Unctuous: Here’s a word cited by two of my Twitter followers, a reference to a malapropism favoured by the great U.S. critic Robert Parker. According to Dictionary.com, the definition that comes closest to his intent is “of the nature of or characteristic of an unguent or ointment; oily; greasy.” I’ve got an idea: How about banishing not just the adjective but also the wines it refers to?
Barnyard/Horse blanket: Vancouver-based beer writer Joe Wiebe reminded me that such descriptors mean something mainly only to farmers. Oops, as someone fond of trotting out funky horse-aroma analogies from time to time, I hope there may at least be one or two stable boys (or women) out there among my regular readers.
Funky: I like it because it describes a less-than-clean (but not necessarily unpleasant) odour. Wine-wise or beer-wise, you can take me to funkytown any time. But I realize from Twitter that I may be in a minority.
Vintner: I’m as turned off by this snooty title as many people are. But I rely on it from time to time in paragraphs where I’ve already used “winemaker” – as a way to avoid an awkward-sounding echo. “When did the winemaker know she wanted to become a vintner?”
Reserve/reserva/riserva: There were several calls on Twitter to bury this marketing ploy. It’s a legitimately regulated term only in certain jurisdictions, such as Rioja, yet producers all over the world list it proudly on labels to imply something special. “Means nothing, they’re not fooling anyone,” says Bradley Cooper of Black Cloud Wines in British Columbia.
Old vines: See the entry for “reserve/reserva/riserva.“
Easy-drinking: “What wine isn’t?” asked Joanne Koskie on Twitter. “Seriously.
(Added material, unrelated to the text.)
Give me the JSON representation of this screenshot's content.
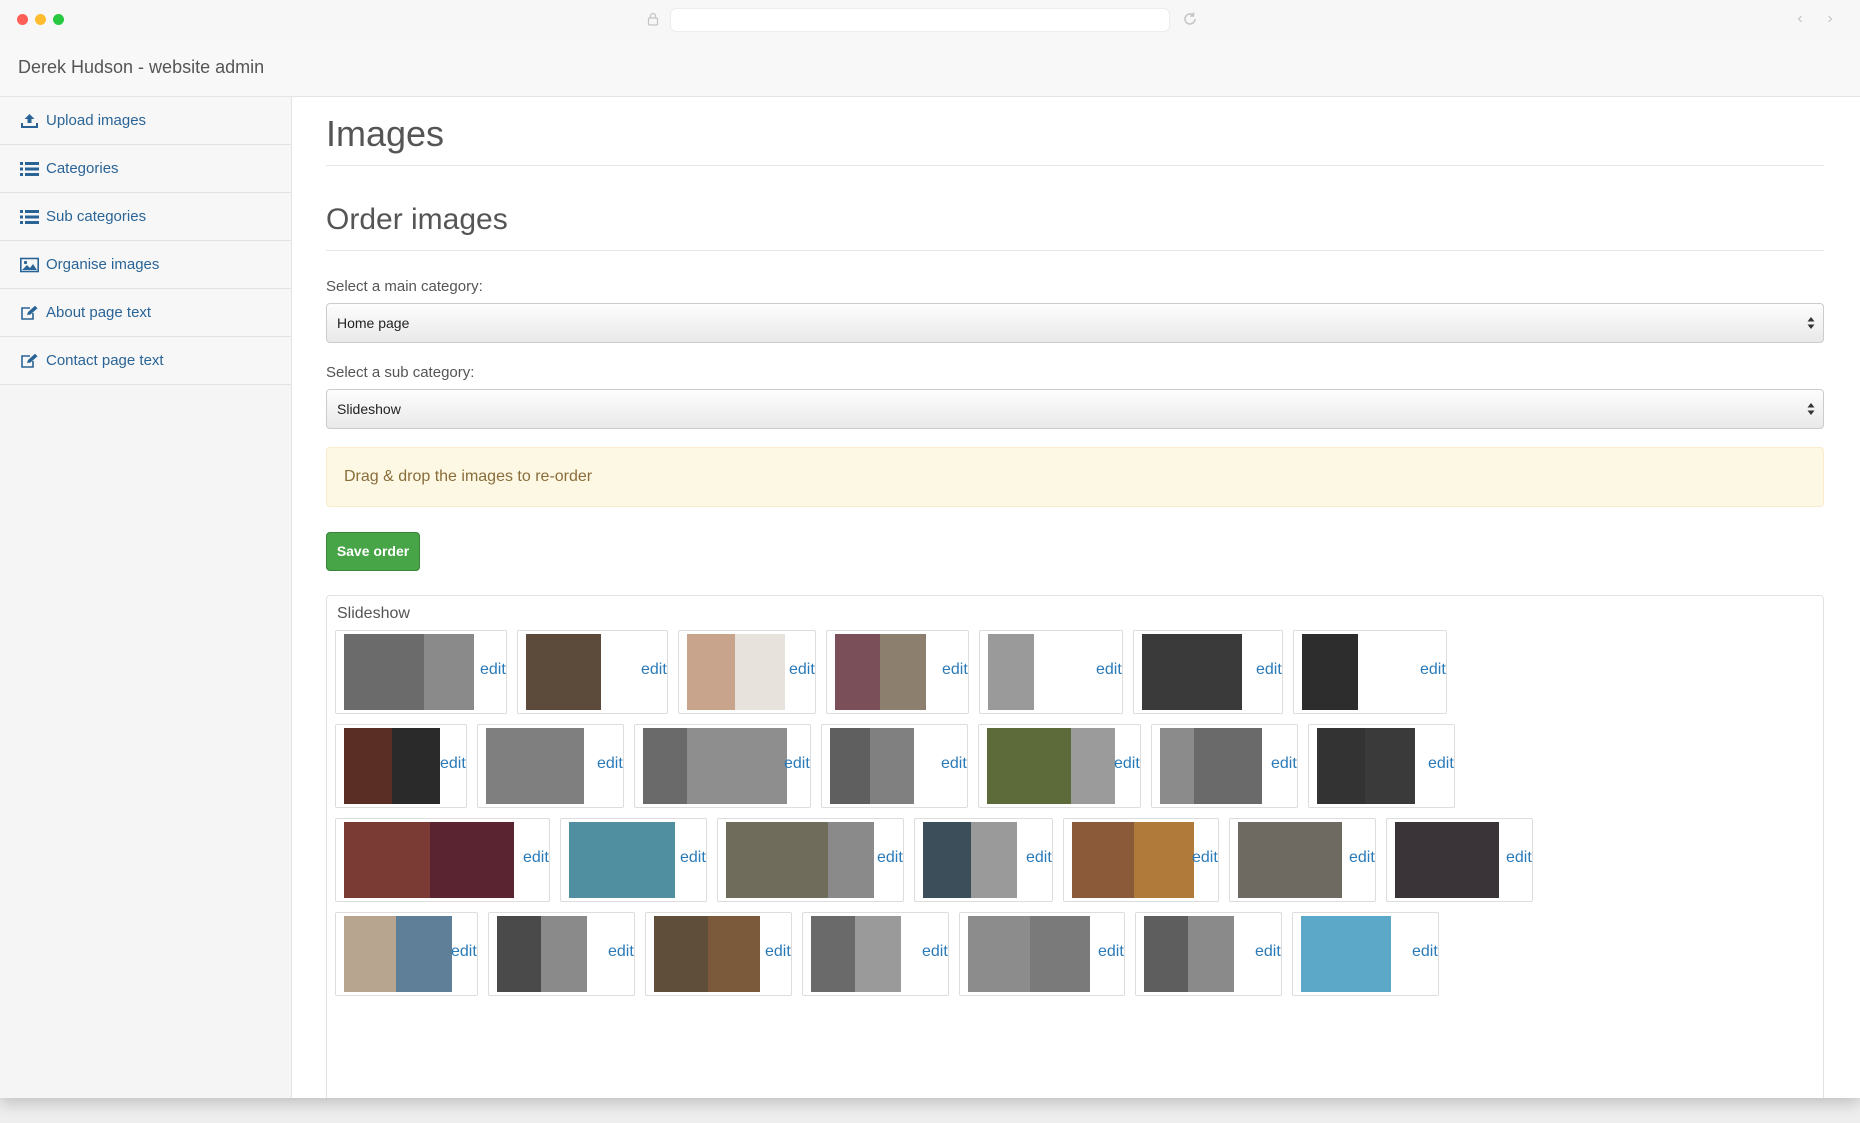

Unless you’re using it as another way of saying ‘not swill.’” I think she nailed it on the head.
Toasty: I’ve been guilty of using this, particularly with long-aged Champagnes or oak-aged chardonnays. But I concede it can be cryptic. Boyd doesn’t like it. “When I think ‘toasty,’” he says, “I’m thinking about ambient temperature or if I’m having a stroke.”
Infanticide: Not common, thankfully, but it is uttered in jest by smart alecks when somebody uncorks a cellar-worthy wine well before its peak maturity. I think that “joke” reached its peak maturity a long time ago.
Quaffable: “Wine is for tasting and sipping,” said one Twitter follower. “I scoff at quaff.” Fair point.
Smooth: I’m on both sides of this one, wisely suggested by Davin de Kergommeaux, author of Canadian Whisky: The New Portable Expert. There’s nothing inherently wrong with smoothness, I think, but often the term is too eagerly embraced by people looking for an innocuous beverage with little going on except velvety texture and buzz-inducing alcohol.
And many more suggestions poured in at press time, including lifted and suffused, both from Toronto-based wine writer Frank Baldock. Other honourable mentions: approachable; chalky tannins; libations; premium; smoky; and world-class.
Yikes, I fear I’m running out of permissible words with which to write my next column.